Data for analysis:
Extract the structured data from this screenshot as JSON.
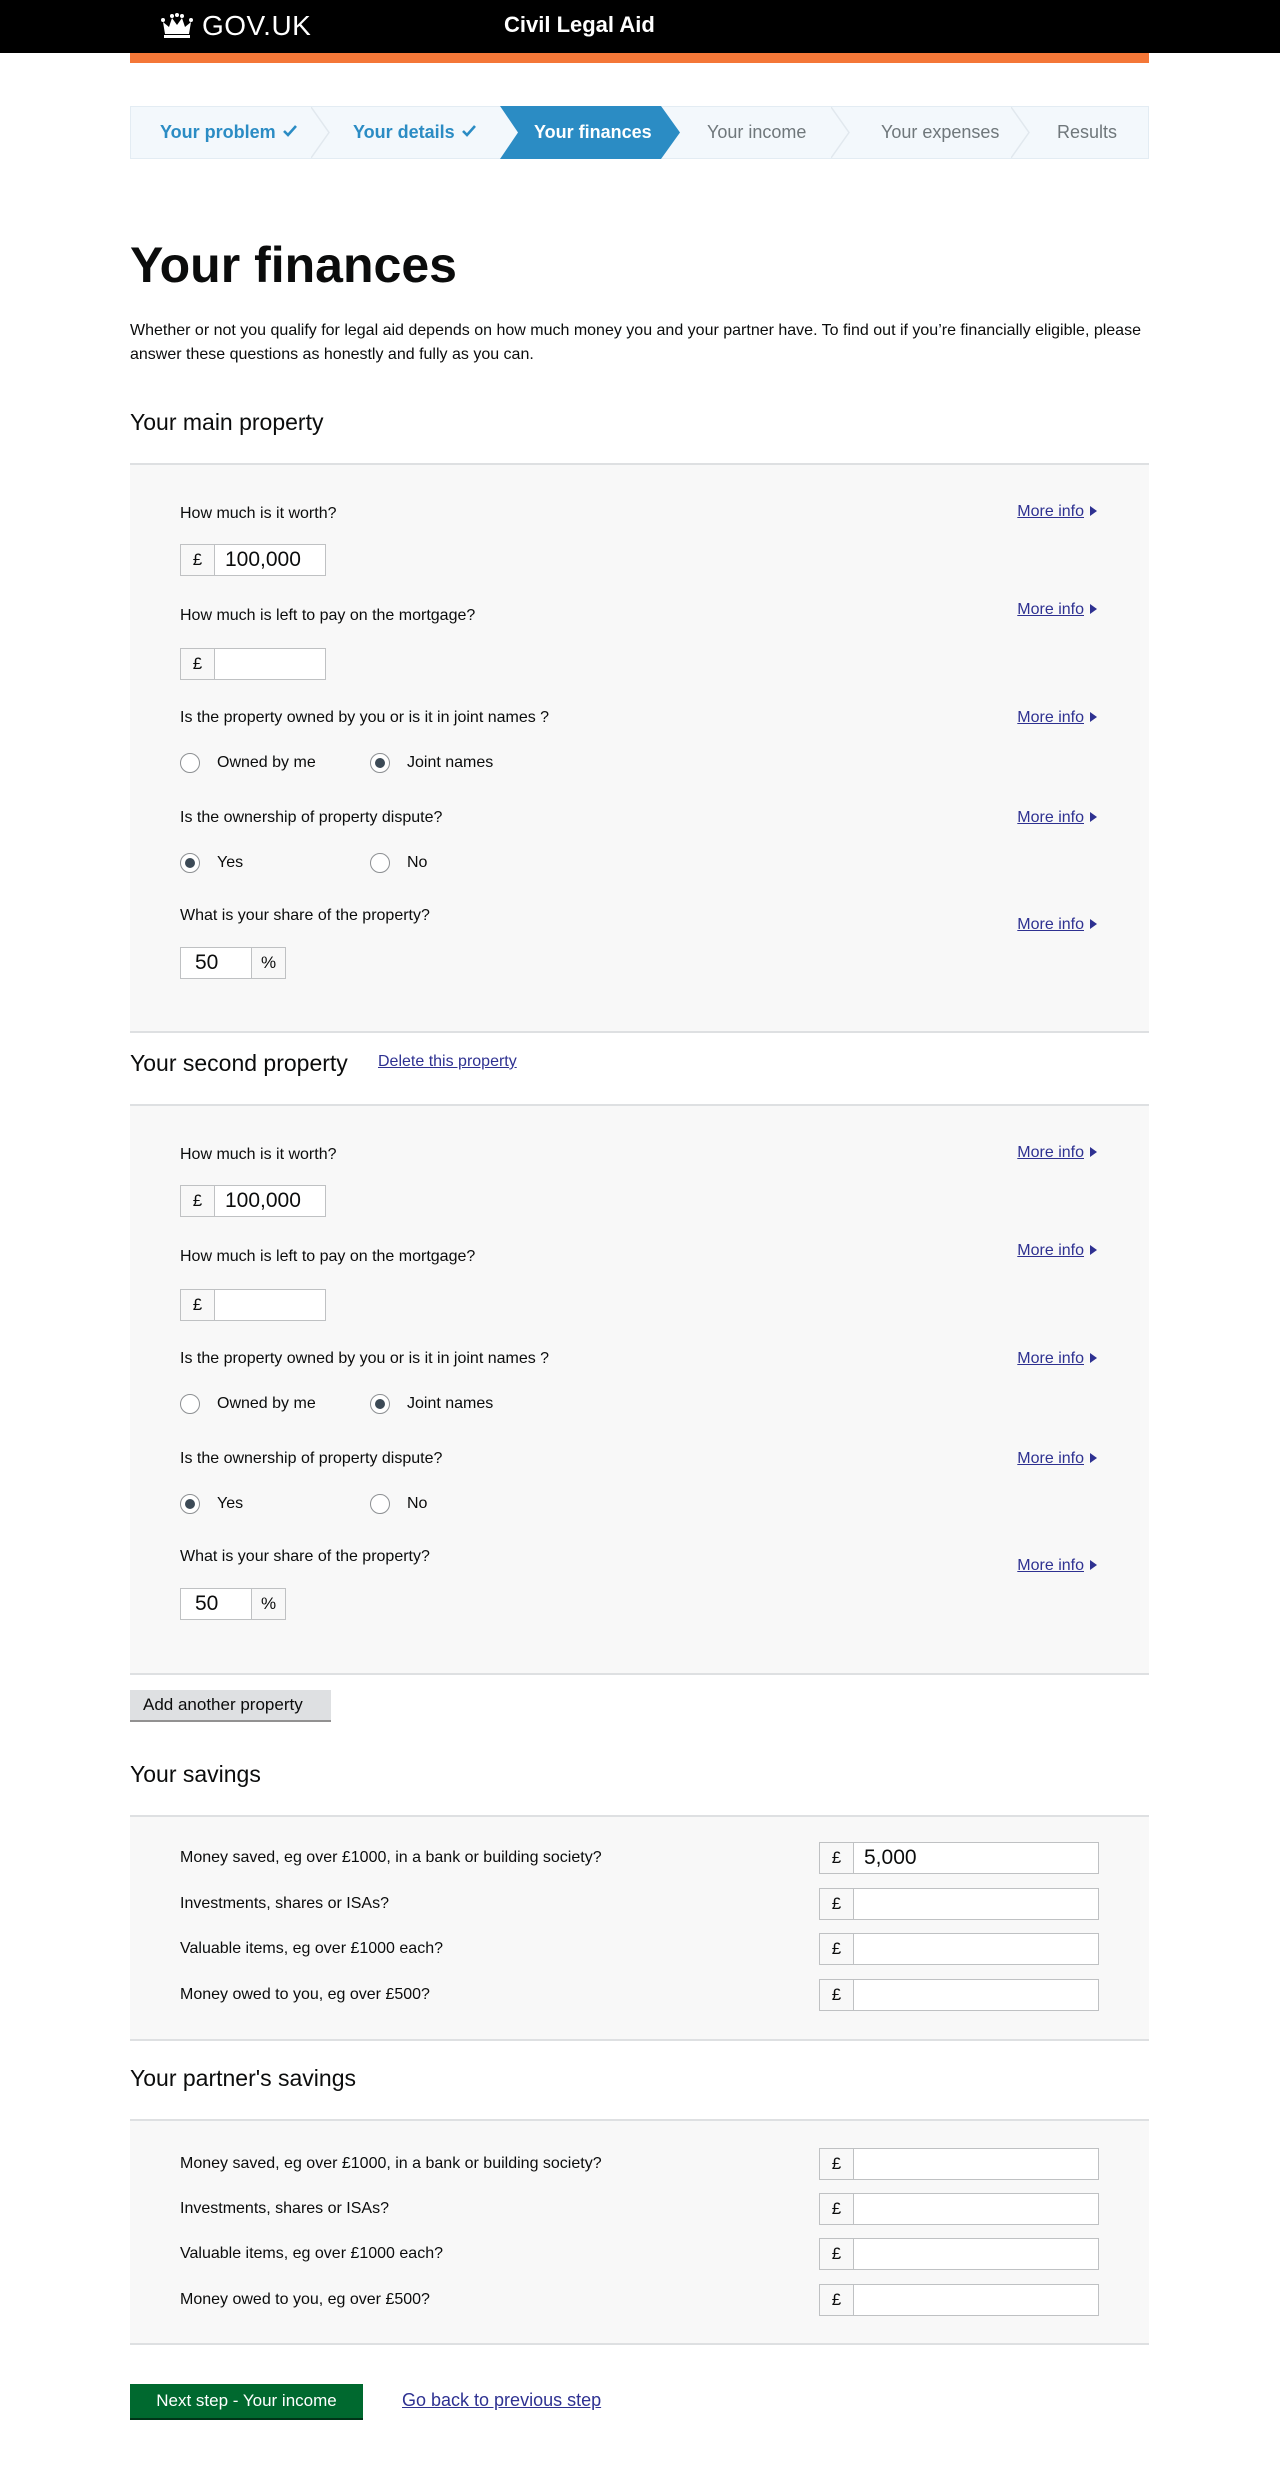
{
  "header": {
    "logo_text": "GOV.UK",
    "service_name": "Civil Legal Aid"
  },
  "steps": [
    {
      "label": "Your problem",
      "state": "done"
    },
    {
      "label": "Your details",
      "state": "done"
    },
    {
      "label": "Your finances",
      "state": "current"
    },
    {
      "label": "Your income",
      "state": "future"
    },
    {
      "label": "Your expenses",
      "state": "future"
    },
    {
      "label": "Results",
      "state": "future"
    }
  ],
  "page": {
    "title": "Your finances",
    "intro": "Whether or not you qualify for legal aid depends on how much money you and your partner have. To find out if you’re financially eligible, please answer these questions as honestly and fully as you can."
  },
  "more_info_label": "More info",
  "currency_symbol": "£",
  "percent_symbol": "%",
  "main_property": {
    "title": "Your main property",
    "worth_q": "How much is it worth?",
    "worth_value": "100,000",
    "mortgage_q": "How much is left to pay on the mortgage?",
    "mortgage_value": "",
    "owned_q": "Is the property owned by you or is it in joint names ?",
    "owned_opt1": "Owned by me",
    "owned_opt2": "Joint names",
    "owned_selected": "Joint names",
    "dispute_q": "Is the ownership of property dispute?",
    "dispute_opt1": "Yes",
    "dispute_opt2": "No",
    "dispute_selected": "Yes",
    "share_q": "What is your share of the property?",
    "share_value": "50"
  },
  "second_property": {
    "title": "Your second property",
    "delete_label": "Delete this property",
    "worth_q": "How much is it worth?",
    "worth_value": "100,000",
    "mortgage_q": "How much is left to pay on the mortgage?",
    "mortgage_value": "",
    "owned_q": "Is the property owned by you or is it in joint names ?",
    "owned_opt1": "Owned by me",
    "owned_opt2": "Joint names",
    "owned_selected": "Joint names",
    "dispute_q": "Is the ownership of property dispute?",
    "dispute_opt1": "Yes",
    "dispute_opt2": "No",
    "dispute_selected": "Yes",
    "share_q": "What is your share of the property?",
    "share_value": "50"
  },
  "add_property_label": "Add another property",
  "savings": {
    "title": "Your savings",
    "rows": [
      {
        "label": "Money saved, eg over £1000, in a bank or building society?",
        "value": "5,000"
      },
      {
        "label": "Investments, shares or ISAs?",
        "value": ""
      },
      {
        "label": "Valuable items, eg over £1000 each?",
        "value": ""
      },
      {
        "label": "Money owed to you, eg over £500?",
        "value": ""
      }
    ]
  },
  "partner_savings": {
    "title": "Your partner's savings",
    "rows": [
      {
        "label": "Money saved, eg over £1000, in a bank or building society?",
        "value": ""
      },
      {
        "label": "Investments, shares or ISAs?",
        "value": ""
      },
      {
        "label": "Valuable items, eg over £1000 each?",
        "value": ""
      },
      {
        "label": "Money owed to you, eg over £500?",
        "value": ""
      }
    ]
  },
  "actions": {
    "next_label": "Next step - Your income",
    "back_label": "Go back to previous step"
  }
}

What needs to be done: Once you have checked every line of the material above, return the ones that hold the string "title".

Result of this exercise:
    "title": "Your finances",
    "title": "Your main property",
    "title": "Your second property",
    "title": "Your savings",
    "title": "Your partner's savings",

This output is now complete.